The concerns over the use of AI in elections are not unfounded. During the 2024 Republican presidential primary, AI was already deployed in campaign advertisements. The Republican National Committee released an entirely AI-generated ad that depicted a dystopian future if President Joe Biden was reelected. The ad used realistic-looking but fake images to create a sense of panic. Similarly, Republican governor Ron DeSantis used AI-generated images in his campaign, including one that appeared to show former President Donald Trump hugging Dr. Anthony Fauci. These examples highlight the potential for AI to be used in misleading ways and further fuel concerns about its impact on election misinformation.

Bipartisan Agreement on Regulations and Labeling

Despite some differences in opinion, there is bipartisan agreement on the need for regulations and labeling when it comes to AI-generated content. The poll found that a majority of American adults are open to regulations that would ban or label AI-generated content. For example, about two-thirds favor the government banning AI-generated content that contains false or misleading images from political ads. A similar number want technology companies to label all AI-generated content made on their platforms. These findings indicate a shared concern among Americans about the potential risks associated with AI-generated content and a desire for transparency and accountability.

Responsibility for Addressing AI-Generated Misinformation

The poll also explored who should bear the responsibility for preventing AI-generated false or misleading information during the 2024 presidential elections. The majority of respondents believe that technology companies that create AI tools have a significant responsibility in this regard. Nearly two-thirds of Americans feel that technology companies should be responsible for banning or labeling AI-generated content. Additionally, half of the respondents believe that the news media, social media companies, and the federal government also have a significant role to play in addressing this issue. While there are some differences between Republicans and Democrats on certain aspects, there is overall agreement on the shared responsibility in combating AI-generated misinformation.

Public Perception of AI Chatbots and Information Sources

The poll revealed that there is a high level of skepticism among Americans towards AI chatbots and the information they provide. Just 5% of respondents expressed extreme or very high confidence in the factual accuracy of information from AI chatbots, while 61% stated that they are not very or not at all confident in the reliability of this information. When it comes to seeking information about the presidential election, most adults rely on traditional sources such as the news media, friends and family, and social media, rather than AI chatbots. This suggests that while AI has its uses, it is not currently seen as a trusted source of information.

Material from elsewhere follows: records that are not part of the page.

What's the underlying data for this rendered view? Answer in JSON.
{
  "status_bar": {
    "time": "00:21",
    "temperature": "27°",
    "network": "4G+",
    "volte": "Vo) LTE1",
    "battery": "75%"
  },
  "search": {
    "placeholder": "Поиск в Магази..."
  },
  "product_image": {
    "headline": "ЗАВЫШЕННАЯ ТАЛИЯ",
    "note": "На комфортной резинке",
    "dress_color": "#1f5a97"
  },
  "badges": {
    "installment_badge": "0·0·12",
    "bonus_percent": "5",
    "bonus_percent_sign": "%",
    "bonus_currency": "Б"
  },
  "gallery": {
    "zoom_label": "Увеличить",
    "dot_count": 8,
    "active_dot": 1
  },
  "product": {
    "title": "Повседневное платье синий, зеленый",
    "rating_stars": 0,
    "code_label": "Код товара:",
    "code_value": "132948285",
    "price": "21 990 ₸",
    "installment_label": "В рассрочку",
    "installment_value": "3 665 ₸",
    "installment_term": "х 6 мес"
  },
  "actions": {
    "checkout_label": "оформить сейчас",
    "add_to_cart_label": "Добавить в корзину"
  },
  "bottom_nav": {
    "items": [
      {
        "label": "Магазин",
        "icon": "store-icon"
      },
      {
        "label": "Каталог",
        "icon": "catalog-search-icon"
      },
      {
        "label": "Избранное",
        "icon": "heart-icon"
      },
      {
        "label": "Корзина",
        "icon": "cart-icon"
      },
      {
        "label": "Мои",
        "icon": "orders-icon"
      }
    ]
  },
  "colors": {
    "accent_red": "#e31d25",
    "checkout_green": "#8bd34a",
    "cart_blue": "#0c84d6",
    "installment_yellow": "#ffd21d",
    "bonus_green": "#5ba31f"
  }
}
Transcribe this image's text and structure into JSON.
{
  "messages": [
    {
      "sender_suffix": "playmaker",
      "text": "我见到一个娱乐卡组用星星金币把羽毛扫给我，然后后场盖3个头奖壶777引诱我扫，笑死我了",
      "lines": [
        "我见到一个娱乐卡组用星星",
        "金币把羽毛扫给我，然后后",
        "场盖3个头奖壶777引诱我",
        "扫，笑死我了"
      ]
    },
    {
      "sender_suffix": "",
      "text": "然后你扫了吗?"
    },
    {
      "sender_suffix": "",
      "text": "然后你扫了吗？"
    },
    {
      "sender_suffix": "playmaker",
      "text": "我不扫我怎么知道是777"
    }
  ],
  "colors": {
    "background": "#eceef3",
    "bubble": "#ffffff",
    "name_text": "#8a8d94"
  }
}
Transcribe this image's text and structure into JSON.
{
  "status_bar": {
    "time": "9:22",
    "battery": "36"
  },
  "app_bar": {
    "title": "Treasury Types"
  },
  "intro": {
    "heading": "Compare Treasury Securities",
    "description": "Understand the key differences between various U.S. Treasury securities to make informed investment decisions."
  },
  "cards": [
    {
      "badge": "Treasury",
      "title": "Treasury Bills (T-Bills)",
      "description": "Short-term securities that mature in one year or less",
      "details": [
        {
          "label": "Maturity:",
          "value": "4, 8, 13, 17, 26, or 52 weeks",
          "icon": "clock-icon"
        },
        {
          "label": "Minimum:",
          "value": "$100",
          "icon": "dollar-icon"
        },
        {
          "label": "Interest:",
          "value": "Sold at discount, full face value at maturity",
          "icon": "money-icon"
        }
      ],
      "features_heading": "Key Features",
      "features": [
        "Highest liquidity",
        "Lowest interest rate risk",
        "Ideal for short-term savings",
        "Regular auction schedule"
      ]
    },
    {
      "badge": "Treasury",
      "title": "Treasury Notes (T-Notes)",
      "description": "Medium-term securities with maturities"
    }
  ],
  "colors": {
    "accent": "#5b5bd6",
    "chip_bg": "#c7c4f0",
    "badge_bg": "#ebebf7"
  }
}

The Future of AI in Politics

The concerns raised by the poll reflect the growing debate over the role of AI in politics and its impact on election misinformation. While there is skepticism towards its use in certain ways, there is also recognition of the potential benefits of AI in other areas, such as the economy and society. The use of AI tools for tasks like historical research and creative brainstorming is seen as positive. However, when it comes to the political realm, the majority of Americans are wary of the potential for AI to be used in misleading and manipulative ways. As the 2024 presidential election approaches, the regulation and responsible use of AI in the political sphere will continue to be important topics of discussion.

Tags: AI, election misinformation, 2024 presidential election, poll, regulations, labeling, candidates, deepfakes, technology, misleading information